» Exercise instructions: Lines of the data that contain the word "Medical" are the ones to copy.

[Element data from apps and pages]

┏━━

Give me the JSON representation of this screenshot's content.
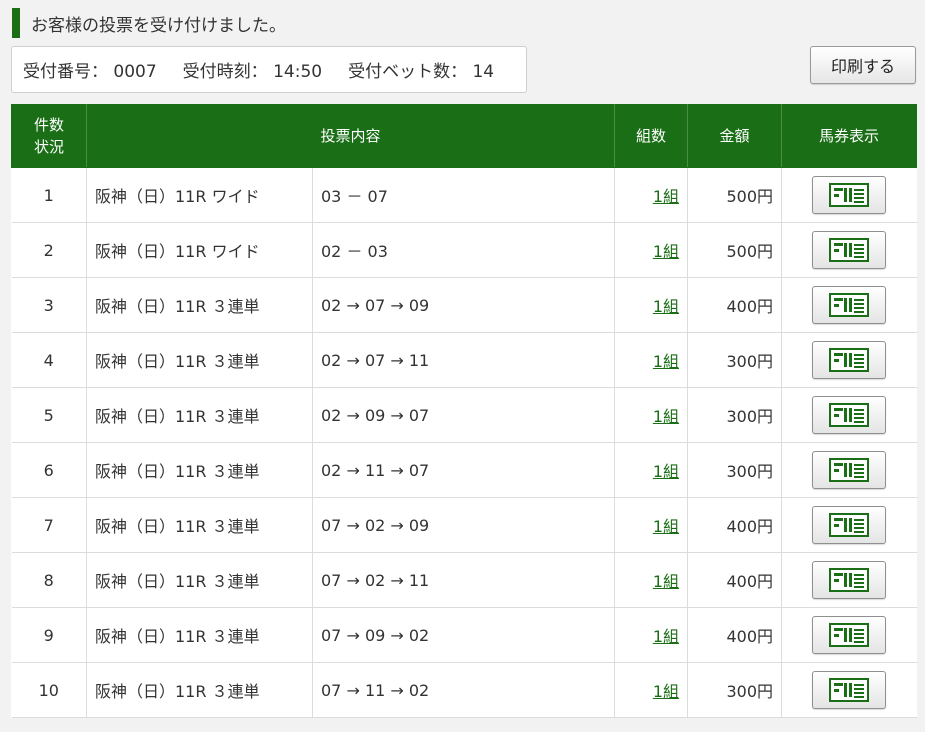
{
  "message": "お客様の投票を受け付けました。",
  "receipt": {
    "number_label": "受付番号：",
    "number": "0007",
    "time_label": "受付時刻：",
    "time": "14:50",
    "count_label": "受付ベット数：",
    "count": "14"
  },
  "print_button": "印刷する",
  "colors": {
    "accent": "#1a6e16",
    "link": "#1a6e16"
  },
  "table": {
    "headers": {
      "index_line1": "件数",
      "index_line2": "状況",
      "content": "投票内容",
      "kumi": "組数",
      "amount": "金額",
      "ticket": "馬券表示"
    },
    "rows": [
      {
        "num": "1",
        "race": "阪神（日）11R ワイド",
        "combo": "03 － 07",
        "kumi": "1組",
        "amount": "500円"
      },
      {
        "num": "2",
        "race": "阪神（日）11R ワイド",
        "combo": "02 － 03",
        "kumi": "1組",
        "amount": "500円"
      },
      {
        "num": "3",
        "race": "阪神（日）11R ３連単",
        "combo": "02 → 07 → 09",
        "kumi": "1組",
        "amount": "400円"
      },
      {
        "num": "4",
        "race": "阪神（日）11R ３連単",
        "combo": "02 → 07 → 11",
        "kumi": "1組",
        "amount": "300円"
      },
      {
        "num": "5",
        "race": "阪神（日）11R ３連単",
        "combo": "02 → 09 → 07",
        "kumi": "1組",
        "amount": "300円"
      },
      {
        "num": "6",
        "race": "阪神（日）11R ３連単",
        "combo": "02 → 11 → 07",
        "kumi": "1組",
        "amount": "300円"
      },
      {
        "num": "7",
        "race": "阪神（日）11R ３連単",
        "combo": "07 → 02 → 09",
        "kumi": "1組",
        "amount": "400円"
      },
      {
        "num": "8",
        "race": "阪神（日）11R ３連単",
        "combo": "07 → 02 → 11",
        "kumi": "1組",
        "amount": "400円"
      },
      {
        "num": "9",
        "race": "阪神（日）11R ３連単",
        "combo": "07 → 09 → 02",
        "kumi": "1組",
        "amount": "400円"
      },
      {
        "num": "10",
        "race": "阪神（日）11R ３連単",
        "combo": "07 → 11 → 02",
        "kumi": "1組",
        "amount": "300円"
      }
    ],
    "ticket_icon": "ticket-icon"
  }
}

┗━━
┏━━

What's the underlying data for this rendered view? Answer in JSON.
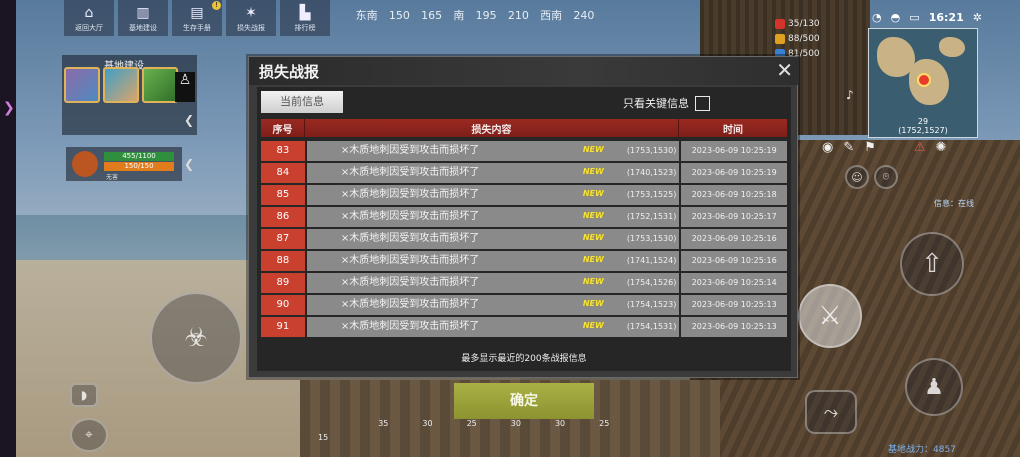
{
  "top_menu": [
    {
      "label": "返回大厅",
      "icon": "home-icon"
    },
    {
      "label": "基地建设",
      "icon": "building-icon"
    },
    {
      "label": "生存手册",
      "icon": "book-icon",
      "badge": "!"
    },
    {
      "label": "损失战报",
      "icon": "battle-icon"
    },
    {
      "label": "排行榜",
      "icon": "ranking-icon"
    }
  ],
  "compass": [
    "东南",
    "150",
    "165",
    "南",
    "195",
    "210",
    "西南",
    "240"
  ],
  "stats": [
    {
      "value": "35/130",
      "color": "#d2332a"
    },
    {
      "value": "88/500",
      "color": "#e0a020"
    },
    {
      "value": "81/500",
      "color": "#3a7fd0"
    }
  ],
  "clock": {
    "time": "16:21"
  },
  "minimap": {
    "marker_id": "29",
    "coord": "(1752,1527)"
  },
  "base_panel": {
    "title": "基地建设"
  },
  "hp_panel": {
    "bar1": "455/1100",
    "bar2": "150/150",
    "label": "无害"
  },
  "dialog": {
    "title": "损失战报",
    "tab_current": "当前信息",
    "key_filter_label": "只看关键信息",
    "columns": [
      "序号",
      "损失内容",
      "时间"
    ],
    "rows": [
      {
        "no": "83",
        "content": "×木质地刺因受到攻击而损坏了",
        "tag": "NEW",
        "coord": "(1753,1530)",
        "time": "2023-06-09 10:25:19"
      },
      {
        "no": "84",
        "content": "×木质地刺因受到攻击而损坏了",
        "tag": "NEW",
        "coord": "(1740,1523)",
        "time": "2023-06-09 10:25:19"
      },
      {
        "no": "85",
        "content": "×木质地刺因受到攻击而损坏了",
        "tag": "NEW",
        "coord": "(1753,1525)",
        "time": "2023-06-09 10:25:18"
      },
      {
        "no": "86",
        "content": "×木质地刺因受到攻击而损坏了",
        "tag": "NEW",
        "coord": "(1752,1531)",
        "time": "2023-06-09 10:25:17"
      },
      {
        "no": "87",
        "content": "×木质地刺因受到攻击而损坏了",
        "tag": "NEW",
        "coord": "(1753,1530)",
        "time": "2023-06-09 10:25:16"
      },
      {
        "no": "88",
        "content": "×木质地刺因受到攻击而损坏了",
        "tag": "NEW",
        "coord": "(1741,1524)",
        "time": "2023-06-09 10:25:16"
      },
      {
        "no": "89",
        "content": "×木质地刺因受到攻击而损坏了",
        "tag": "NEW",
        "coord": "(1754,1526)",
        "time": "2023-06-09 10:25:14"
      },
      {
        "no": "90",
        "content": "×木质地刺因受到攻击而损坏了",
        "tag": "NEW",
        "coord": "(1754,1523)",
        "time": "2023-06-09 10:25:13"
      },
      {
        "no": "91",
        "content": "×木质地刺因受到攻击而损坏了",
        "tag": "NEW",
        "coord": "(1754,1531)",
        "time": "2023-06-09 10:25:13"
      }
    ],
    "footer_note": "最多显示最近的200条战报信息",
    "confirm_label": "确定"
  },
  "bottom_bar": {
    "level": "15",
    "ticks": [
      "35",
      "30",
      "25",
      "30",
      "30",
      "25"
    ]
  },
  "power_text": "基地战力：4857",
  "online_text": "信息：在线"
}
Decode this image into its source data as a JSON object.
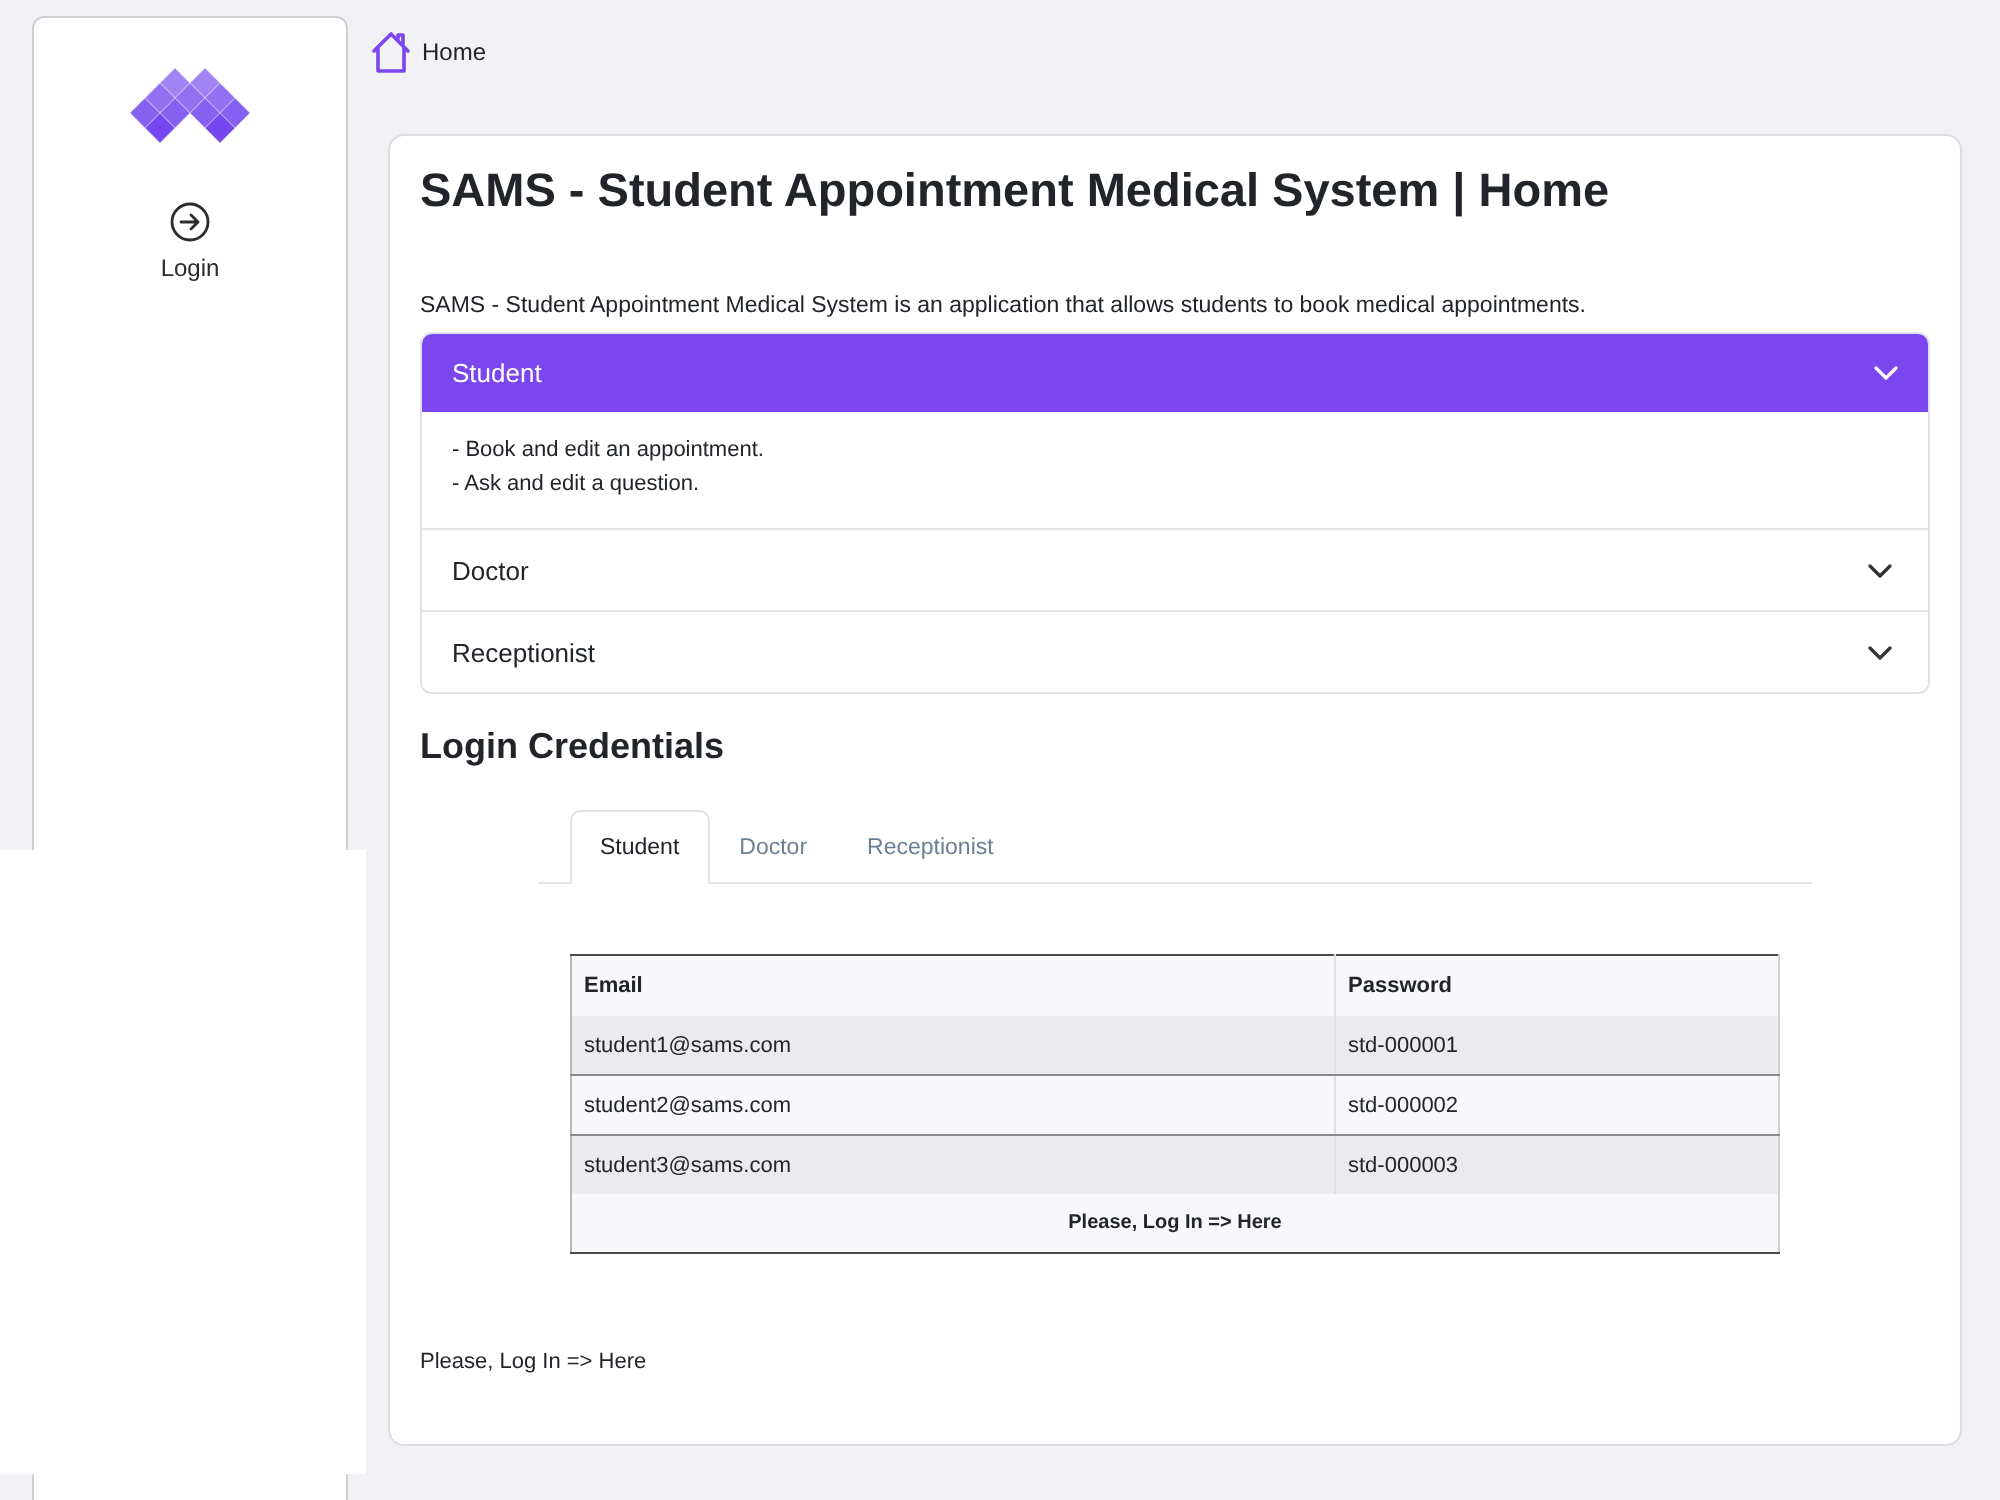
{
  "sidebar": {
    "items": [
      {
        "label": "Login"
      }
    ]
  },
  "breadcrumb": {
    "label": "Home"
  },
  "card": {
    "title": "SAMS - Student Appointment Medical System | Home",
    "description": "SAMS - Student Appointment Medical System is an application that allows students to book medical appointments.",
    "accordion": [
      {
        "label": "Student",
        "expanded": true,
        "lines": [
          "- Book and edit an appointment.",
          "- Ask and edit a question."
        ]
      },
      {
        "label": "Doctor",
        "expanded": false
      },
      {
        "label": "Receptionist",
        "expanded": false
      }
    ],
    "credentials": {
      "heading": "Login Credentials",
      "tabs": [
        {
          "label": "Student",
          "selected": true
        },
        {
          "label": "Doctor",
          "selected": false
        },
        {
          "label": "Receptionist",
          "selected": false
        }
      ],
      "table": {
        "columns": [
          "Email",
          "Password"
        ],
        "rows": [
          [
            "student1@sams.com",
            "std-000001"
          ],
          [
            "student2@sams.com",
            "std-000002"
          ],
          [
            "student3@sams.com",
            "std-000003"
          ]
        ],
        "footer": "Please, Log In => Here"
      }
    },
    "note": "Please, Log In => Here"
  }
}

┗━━
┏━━

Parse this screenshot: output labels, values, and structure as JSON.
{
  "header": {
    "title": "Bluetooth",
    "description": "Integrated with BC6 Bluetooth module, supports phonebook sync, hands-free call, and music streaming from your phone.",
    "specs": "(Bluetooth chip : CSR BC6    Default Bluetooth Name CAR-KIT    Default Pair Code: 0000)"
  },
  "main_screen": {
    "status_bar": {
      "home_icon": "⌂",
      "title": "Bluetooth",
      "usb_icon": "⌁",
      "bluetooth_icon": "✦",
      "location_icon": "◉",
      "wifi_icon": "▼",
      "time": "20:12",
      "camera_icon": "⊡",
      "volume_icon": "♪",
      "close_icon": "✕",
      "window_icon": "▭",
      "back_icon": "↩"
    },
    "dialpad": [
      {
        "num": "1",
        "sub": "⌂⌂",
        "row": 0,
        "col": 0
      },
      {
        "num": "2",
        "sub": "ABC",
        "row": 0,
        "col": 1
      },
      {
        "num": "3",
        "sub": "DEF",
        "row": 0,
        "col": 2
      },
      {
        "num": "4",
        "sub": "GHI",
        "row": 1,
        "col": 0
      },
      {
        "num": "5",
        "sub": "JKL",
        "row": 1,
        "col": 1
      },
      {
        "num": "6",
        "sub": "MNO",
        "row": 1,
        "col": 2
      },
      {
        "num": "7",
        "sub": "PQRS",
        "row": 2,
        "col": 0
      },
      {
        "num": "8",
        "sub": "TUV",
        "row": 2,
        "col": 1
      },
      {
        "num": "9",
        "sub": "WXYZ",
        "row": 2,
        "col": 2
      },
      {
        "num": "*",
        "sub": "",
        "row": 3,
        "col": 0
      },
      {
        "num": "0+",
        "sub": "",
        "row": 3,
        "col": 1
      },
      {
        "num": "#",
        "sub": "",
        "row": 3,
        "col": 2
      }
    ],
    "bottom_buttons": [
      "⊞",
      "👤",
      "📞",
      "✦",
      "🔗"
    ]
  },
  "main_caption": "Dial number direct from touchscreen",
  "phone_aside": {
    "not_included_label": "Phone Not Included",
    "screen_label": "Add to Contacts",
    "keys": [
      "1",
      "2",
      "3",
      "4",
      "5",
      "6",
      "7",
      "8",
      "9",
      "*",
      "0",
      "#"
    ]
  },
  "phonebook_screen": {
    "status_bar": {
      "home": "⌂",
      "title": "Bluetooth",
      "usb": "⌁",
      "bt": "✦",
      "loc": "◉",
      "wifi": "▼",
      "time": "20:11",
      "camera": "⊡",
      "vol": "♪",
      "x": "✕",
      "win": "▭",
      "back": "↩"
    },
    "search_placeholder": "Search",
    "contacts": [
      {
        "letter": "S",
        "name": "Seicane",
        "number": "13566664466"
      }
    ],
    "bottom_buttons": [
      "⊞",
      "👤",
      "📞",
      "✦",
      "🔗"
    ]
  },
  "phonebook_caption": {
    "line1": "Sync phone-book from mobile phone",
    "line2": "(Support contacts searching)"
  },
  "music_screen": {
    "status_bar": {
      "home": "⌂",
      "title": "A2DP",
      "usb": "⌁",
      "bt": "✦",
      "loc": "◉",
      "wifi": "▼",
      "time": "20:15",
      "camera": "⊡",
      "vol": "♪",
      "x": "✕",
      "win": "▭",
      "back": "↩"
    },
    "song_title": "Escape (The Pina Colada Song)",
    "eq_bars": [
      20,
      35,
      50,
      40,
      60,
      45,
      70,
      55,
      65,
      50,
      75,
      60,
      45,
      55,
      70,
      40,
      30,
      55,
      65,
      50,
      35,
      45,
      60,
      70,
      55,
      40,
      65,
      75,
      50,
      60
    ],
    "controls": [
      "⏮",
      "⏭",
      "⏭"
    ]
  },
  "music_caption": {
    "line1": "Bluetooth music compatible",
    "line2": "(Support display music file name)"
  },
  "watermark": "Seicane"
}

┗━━

» Problem solution:
    "title": "SAMS - Student Appointment Medical System | Home",
    "description": "SAMS - Student Appointment Medical System is an application that allows students to book medical appointments.",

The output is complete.